brand 5 HA HS RQ RV TQ
rep 5 1 2 3 4 5
Number of Observations Read 25
Number of Observations Used 25
Dependent Variable: du


Source
Model
Error
Corrected Total



Source
brand
rep


Sum of
DF Squares Mean Square
8 0.04148800 0.00518600
16 0.06345600 0.00396600
24 0.10494400
R-Square Coeff Var Root MSE du Mean
0.395335 15.10945 0.062976 0.416800
DF Type III SS Mean Square
4 0.03898400 0.00974600
4 0.00250400 0.00062600


F Value Pr > F
1.31 0.3074


F Value
2.46
0.16


Pr > F
0.0877
0.9566


Duncan's Multiple Range Test for du
NOTE: This test controls the Type I comparisonwise error rate, not the
experimentwise error rate.
Alpha 0.05
Error Degrees of Freedom 16
Error Mean Square 0.003966
Number of Means 2 3 4 5
Critical Range .08444 .08854 .09111 .09287
Means with the same letter are not significantly different.
Duncan Grouping Mean N brand
A 0.48200 5 TQ
B A 0.43600 5 RQ
B A 0.40800 5 HA
B 0.39000 5 HS
B 0.36800 5 RV








88



DIFFERENCE BETWEEN BRANDS FOR CONTROL TESTS -SPRAY ZONES AT EACH PRESSURE (Recommended)
The GLM Procedure
Class Level Information
Class Levels Values
brand 5 HA HS RQ RV TQ
rep 5 1 2 3 4 5
Number of Observations Read 51
Number of Observations Used 25
Dependent Variable: du

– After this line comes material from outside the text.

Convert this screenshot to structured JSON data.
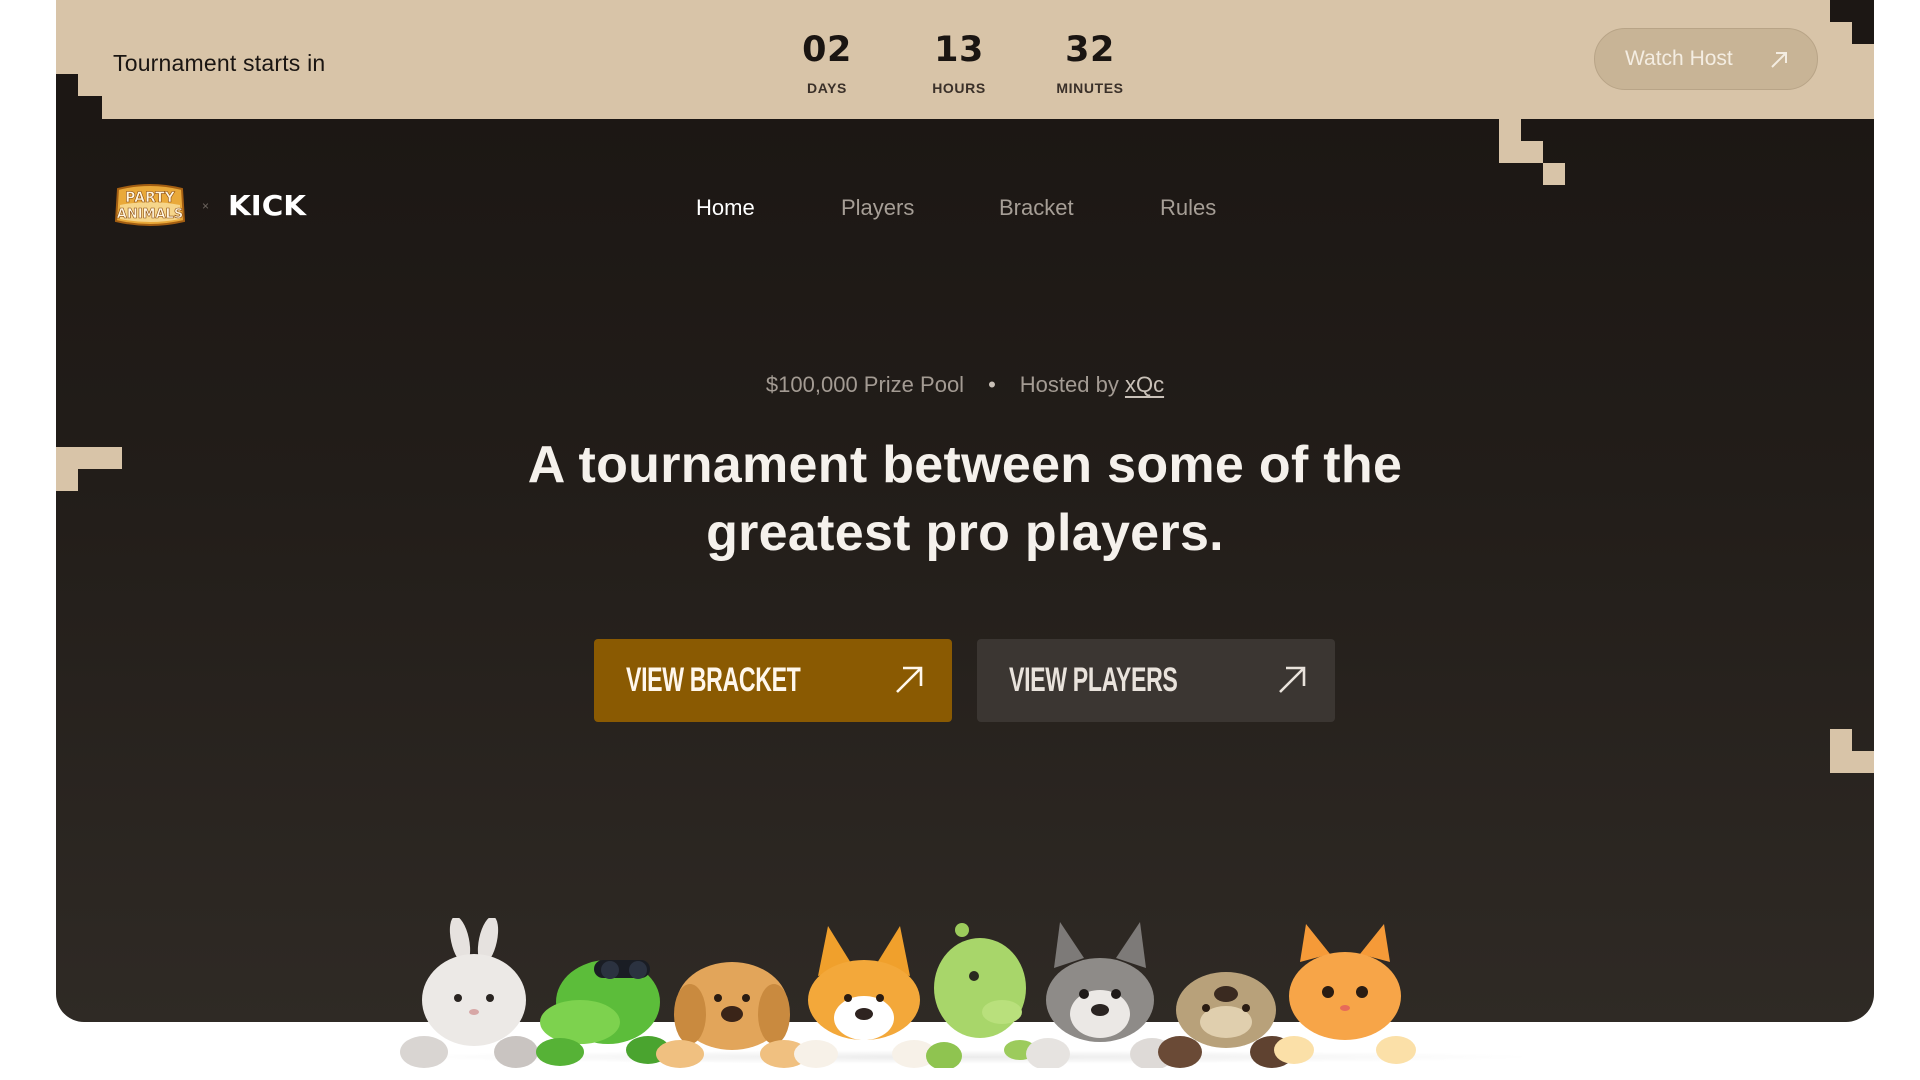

Source
Model
Error
Corrected Total



Source
brand
rep


Sum of
DF Squares Mean Square
8 0.28036000 0.03504500
16 0.09684000 0.00605250
24 0.37720000
R-Square Coeff Var Root MSE du Mean
0.743266 14.79046 0.077798 0.526000
DF Type III SS Mean Square
4 0.26828000 0.06707000
4 0.01208000 0.00302000


F Value Pr > F
5.79 0.0014


F Value
11.08
0.50


Pr > F
0.0002
0.7369


Duncan's Multiple Range Test for du
NOTE: This test controls the Type I comparisonwise error
experimentwise error rate.


Alpha
Error Degrees of Freedom
Error Mean Square
Number of Means 2 3
Critical Range .1043 .1094
Means with the same letter are not sic
Duncan Grouping Mean N
A 0.69800 5
B 0.54600 5
B 0.52400 5
B 0.48400 5
C 0.37800 5


rate, not the


0.05
16
0.006052
4 5
.1126 .1147
jnificantly different.
brand
TQ
RQ
HA
HS
RV












DIFFERENCE BETWEEN BRANDS FOR CONTROL TESTS -ROTOR ZONES AT EACH PRESSURE (Low)
The GLM Procedure
Class Level Information
Class Levels Values
brand 3 H R T
rep 5 1 2 3 4 5
Number of Observations Read 15
Number of Observations Used 15
Dependent Variable: du


Source
Model
Error
Corrected Total



Source
brand
rep


Sum of
DF Squares Mean Square
6 0.14170667 0.02361778
8 0.02585333 0.00323167
14 0.16756000
R-Square Coeff Var Root MSE du Mean
0.845707 10.84881 0.056848 0.524000
DF Type III SS Mean Square
2 0.13468000 0.06734000
4 0.00702667 0.00175667


F Value Pr > F
7.31 0.0065


F Value
20.84
0.54


Pr > F
0.0007
0.7090


Duncan's Multiple Range Test for du
NOTE: This test controls the Type I comparisonwise error rate, not the
experimentwise error rate.


Alpha
Error Degrees of Freedom
Error Mean Square
Number of Means 2
Critical Range .08291
Means with the same letter are not sic
Duncan Grouping Mean N
A 0.63800 5
B 0.52800 5
C 0.40600 5


0.05
8
0.003232
3
.08640
nnificantly different.
brand
H
R
T